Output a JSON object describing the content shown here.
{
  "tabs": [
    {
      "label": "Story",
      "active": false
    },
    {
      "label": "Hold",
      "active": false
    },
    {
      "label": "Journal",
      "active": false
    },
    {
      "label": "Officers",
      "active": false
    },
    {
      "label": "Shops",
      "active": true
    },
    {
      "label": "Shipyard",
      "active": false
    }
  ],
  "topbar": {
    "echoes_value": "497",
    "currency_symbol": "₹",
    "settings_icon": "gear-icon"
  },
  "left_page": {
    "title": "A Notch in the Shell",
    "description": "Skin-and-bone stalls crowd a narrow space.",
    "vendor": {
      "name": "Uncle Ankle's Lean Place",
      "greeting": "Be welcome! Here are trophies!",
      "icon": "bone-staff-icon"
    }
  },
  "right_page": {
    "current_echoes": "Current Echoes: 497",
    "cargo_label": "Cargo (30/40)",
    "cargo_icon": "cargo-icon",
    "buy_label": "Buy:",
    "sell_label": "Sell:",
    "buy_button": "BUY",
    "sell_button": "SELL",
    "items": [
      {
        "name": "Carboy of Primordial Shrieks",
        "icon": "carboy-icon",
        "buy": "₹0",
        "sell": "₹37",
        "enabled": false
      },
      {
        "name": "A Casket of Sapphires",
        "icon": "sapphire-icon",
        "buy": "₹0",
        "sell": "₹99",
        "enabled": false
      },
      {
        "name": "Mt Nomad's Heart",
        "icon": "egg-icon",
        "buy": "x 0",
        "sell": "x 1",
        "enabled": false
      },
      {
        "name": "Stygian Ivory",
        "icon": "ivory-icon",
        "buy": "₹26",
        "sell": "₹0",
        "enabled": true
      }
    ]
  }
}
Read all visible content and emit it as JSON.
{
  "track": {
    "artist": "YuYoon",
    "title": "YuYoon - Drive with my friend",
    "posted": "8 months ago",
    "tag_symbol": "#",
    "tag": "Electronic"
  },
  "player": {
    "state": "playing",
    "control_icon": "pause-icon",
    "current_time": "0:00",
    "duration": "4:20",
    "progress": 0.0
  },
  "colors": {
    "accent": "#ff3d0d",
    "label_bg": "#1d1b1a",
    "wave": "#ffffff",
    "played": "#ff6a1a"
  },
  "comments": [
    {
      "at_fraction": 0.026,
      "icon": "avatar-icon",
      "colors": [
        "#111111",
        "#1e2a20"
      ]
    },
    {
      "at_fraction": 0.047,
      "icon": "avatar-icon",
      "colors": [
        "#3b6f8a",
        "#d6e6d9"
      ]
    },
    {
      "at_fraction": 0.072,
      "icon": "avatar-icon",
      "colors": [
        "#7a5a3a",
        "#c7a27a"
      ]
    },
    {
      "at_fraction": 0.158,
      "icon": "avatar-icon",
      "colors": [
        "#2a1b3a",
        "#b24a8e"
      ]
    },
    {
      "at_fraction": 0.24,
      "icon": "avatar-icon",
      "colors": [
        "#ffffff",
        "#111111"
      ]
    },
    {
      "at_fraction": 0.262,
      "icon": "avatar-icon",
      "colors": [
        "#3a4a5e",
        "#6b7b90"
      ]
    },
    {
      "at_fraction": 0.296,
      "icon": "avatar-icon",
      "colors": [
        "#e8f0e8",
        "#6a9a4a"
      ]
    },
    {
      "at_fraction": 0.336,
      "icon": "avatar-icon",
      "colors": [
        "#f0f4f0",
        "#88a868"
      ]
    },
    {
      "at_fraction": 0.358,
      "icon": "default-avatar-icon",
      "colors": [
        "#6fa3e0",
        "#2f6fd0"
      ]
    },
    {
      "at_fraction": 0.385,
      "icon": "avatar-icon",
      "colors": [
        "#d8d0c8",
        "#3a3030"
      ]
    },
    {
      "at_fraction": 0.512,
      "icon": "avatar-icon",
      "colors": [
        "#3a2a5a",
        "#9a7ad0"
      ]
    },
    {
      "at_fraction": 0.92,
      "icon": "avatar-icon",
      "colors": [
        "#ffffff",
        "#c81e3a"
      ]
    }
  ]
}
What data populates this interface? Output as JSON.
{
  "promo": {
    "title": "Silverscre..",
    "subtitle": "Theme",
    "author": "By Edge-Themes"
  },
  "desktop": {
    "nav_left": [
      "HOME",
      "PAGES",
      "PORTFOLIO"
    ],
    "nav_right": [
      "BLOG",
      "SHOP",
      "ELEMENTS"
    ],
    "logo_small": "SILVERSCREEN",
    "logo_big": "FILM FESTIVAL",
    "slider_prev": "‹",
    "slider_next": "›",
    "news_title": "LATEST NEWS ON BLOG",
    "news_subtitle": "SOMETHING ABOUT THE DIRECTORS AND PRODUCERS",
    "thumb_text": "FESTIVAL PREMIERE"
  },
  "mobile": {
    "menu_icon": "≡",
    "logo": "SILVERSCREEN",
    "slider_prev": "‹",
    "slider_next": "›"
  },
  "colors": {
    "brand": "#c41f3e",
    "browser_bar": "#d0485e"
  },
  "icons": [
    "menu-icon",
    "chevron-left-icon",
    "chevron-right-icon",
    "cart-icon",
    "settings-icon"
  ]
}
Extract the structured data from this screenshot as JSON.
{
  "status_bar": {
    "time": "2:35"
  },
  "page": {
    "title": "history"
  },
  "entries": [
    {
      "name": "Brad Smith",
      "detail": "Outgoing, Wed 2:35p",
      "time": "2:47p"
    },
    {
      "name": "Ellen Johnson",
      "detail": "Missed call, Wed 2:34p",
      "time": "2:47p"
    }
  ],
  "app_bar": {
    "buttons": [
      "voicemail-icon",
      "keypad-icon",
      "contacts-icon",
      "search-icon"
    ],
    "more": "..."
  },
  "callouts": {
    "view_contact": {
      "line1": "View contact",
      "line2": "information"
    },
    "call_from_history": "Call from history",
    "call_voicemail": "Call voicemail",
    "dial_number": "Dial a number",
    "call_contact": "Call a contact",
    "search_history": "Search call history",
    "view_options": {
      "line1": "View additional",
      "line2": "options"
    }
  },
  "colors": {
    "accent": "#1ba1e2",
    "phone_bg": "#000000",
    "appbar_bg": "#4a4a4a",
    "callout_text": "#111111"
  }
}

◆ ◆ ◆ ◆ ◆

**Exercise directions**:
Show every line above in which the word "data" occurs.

**Response to the task**:
What data populates this interface? Output as JSON.
Extract the structured data from this screenshot as JSON.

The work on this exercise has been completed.